You wouldn't have to be a marketing genius to figure out that you ought to close at least one of the sit-down restaurants and use the space to expand the capacity of the current fast food units or add more. You might want to add another snack shop, perhaps closer to the farthest gate, and leave the gift shop alone.
That's what web analytics can do for your website-- again if you know how to read them. They can show you where most visitors go after they hit the home page-- do the visitors head straight for product information, do they check out data sheets, or do they look at the "About" section? Analytics also can show you where they go after that, and after that, etc., helping you gain an understanding of how visitors behave on your site, and whether that behavior is providing the business results to achieve your goals.
But it goes much deeper than that. By viewing how much time they spent in a particular section, you can learn where you need to make adjustments. If they click around several pages of product data, and return to certain pages from time to time, it could be an indicator that they're in search of more information than you're offering. You may want to try expanding those pages a little deeper and see if the pattern still holds. If it does, you can keep going until visitors are no longer going to that next page. At that point, you know exactly the amount of information they need, and you can remove that final page.
The same holds true on the other end. If you have a few pages behind the "About Us" section and very few visitors ever click past the company description, you know that what your prospects want to know about you is already visible at that first level, and you can reassign the server space for those other pages to some purpose that will be more productive.
Another strategy along these lines is building individual landing pages as incubators to take advantage of the burgeoning use of search engines for pre-purchase research. Users land on these pages, gather some basic information, and can then be moved to the full website if the organization is successful in capturing interest. This method not only helps drive visitors to the site-- it also provides valuable feedback on which messages are most effective in converting various user types.
You can use this same strategy within your site as well, building dynamic offer windows that are the equivalent of an airport or shopping mall kiosk. These windows are usually created to take advantage of sudden interest in a particular aspect that's hot at the time, .e.g. a free add-on, a discount, or an extended warranty if the visitor purchases within a specified time frame. This type of on-site promotional effort is almost limitless, and will help you gather information to remove barriers and speed the sales cycle in the future-- something that is almost always at the top of any list of business goals.
This "build as you go" strategy is different, and requires a little more work on the analytical side. But in the long term, it will save you money on both the front and back ends, and given the buyer-initiated nature of the internet, it will make your website a much more effective selling tool.
There's no point in building an elaborate airport if no one is going to go there. The same applies to a website.
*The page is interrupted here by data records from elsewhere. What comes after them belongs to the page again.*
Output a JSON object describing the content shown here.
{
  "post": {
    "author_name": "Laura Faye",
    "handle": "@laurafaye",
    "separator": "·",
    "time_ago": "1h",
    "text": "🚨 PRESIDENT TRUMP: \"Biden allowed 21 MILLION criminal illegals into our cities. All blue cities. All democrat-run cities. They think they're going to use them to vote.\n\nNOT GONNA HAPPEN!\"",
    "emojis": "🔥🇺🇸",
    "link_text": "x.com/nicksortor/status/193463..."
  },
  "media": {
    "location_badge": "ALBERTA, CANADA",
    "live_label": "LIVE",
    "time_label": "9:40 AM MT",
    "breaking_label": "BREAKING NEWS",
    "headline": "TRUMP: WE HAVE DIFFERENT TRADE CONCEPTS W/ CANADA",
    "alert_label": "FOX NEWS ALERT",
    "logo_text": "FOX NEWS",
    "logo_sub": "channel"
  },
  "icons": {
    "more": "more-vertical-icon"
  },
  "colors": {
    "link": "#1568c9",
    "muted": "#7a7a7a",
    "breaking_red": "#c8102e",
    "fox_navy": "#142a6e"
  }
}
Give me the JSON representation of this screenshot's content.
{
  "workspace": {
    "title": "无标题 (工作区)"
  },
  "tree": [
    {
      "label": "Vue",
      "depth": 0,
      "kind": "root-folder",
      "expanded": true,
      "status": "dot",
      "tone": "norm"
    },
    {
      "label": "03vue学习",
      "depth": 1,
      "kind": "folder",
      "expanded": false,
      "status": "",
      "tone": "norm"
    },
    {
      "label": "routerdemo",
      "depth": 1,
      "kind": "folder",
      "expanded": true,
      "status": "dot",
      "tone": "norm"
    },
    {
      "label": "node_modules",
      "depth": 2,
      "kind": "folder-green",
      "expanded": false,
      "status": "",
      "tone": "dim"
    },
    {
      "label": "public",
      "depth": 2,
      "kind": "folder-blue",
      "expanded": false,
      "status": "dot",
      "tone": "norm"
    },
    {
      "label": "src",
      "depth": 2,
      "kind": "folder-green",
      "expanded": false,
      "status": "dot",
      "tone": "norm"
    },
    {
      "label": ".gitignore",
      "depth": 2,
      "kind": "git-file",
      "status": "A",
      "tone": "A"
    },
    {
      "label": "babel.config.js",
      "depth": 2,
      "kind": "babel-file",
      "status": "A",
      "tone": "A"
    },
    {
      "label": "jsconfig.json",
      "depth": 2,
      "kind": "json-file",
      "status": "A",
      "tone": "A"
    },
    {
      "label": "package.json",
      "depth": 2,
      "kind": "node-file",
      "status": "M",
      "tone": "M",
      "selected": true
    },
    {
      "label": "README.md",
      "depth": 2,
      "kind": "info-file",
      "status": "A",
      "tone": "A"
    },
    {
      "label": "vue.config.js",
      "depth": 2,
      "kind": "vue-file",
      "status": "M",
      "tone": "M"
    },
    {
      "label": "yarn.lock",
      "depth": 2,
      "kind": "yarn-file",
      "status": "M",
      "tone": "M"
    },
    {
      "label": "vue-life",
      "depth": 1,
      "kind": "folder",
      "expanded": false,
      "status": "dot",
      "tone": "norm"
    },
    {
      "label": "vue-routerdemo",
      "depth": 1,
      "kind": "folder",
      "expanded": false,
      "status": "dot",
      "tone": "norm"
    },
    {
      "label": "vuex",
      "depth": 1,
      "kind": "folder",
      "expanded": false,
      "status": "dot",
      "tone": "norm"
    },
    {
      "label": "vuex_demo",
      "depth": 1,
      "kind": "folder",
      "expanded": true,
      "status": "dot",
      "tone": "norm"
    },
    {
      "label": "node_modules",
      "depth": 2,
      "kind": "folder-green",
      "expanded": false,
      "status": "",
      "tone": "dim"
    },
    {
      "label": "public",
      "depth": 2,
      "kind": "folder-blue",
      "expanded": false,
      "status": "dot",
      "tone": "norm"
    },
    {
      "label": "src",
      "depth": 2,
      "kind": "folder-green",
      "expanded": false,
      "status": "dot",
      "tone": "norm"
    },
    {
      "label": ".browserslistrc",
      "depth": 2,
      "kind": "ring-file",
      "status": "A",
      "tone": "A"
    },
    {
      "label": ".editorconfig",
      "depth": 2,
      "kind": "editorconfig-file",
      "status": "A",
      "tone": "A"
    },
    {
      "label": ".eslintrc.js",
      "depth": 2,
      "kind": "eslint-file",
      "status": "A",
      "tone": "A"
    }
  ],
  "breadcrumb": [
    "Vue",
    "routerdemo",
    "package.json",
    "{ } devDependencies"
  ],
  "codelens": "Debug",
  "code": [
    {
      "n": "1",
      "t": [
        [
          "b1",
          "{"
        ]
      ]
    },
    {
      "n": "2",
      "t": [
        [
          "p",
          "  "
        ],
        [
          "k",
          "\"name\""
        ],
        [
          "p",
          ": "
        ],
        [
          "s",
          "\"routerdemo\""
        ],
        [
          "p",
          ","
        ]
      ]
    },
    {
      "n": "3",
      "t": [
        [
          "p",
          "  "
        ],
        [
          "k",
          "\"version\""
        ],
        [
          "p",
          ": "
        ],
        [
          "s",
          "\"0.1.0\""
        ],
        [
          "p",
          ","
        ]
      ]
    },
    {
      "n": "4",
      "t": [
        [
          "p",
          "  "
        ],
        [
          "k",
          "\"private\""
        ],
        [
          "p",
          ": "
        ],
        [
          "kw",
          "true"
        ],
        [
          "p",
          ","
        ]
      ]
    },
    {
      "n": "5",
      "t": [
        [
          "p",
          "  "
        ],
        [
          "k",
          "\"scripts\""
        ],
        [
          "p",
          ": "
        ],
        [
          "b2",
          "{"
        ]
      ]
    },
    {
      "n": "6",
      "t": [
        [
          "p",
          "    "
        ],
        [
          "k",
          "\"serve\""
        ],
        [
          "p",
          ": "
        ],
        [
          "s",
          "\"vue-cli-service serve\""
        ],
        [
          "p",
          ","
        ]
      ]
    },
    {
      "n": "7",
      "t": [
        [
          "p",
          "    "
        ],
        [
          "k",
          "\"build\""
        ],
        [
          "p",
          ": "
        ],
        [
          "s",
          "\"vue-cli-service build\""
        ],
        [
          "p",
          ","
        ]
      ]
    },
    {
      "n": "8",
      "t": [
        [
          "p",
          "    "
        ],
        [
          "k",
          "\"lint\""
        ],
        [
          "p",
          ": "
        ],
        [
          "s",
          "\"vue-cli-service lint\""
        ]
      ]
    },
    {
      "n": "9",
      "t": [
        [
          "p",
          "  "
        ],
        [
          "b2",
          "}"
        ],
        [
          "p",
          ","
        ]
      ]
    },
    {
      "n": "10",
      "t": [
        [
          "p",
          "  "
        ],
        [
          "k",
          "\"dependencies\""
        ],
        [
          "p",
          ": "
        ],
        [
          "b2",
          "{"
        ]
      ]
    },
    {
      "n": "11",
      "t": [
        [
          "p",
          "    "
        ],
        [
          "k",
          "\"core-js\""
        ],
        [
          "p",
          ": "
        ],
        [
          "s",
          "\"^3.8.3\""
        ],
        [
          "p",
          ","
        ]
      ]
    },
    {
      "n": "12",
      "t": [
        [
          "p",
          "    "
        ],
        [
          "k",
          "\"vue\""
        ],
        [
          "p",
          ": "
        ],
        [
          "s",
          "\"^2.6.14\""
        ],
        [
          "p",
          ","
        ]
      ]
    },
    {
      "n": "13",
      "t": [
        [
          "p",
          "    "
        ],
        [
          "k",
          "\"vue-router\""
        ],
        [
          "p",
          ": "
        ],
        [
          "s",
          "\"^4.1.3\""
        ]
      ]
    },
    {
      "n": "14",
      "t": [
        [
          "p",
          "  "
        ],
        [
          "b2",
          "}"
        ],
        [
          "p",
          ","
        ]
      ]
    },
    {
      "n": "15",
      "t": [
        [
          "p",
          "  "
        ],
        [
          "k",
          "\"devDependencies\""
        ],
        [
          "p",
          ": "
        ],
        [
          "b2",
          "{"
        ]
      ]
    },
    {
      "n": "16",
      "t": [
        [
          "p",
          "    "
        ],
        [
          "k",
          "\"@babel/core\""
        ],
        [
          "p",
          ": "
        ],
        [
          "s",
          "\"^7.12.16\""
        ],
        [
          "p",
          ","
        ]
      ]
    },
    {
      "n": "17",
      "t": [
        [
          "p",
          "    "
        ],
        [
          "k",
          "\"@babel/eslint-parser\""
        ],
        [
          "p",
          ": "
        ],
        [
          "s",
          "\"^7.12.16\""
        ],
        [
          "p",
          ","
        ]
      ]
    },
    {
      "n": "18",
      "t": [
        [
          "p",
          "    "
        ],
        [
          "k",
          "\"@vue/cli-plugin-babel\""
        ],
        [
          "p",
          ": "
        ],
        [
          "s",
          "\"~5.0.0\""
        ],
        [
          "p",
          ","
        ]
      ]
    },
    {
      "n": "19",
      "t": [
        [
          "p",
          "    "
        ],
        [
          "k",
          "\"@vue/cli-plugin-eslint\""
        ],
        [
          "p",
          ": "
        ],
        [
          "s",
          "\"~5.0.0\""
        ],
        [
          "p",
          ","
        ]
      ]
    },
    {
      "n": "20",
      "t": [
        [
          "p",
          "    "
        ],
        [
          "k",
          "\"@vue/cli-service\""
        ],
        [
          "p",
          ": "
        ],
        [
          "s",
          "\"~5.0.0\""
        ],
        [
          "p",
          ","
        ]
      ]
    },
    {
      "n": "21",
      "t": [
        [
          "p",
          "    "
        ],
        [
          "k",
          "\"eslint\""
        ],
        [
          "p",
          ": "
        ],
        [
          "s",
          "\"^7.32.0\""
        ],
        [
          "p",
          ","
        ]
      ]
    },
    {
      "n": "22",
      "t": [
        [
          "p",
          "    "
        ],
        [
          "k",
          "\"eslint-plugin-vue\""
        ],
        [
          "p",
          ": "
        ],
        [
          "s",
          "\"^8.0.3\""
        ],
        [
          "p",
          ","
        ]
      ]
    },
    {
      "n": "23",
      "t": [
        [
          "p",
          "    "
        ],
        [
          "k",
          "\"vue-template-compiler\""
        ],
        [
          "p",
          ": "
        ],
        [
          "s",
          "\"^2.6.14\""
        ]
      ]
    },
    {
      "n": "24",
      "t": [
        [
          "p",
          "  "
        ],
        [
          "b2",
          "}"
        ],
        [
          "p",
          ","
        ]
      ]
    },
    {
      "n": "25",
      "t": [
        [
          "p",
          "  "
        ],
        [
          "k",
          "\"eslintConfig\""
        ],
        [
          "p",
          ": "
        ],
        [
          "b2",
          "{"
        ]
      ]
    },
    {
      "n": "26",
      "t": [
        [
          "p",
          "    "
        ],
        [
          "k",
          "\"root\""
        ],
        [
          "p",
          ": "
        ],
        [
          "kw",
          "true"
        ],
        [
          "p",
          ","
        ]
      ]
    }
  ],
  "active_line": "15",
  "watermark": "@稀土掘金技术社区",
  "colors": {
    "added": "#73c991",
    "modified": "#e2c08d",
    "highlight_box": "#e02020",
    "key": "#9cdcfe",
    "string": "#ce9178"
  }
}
Start small, learn about customer behavior, and expand it as needed, and your site will quickly become a high flyer.
Karen Breen Vogel is a highly regarded industry thought leader on the internet's impact on the future of marketing, and president/CEO of ClearGauge, an organization that helps companies with complex buying cycles leverage the internet. Clients include Dow Chemical, DuPont, Emdeon, GE Corporate Financial Services, MOD-PAC, and Siemens.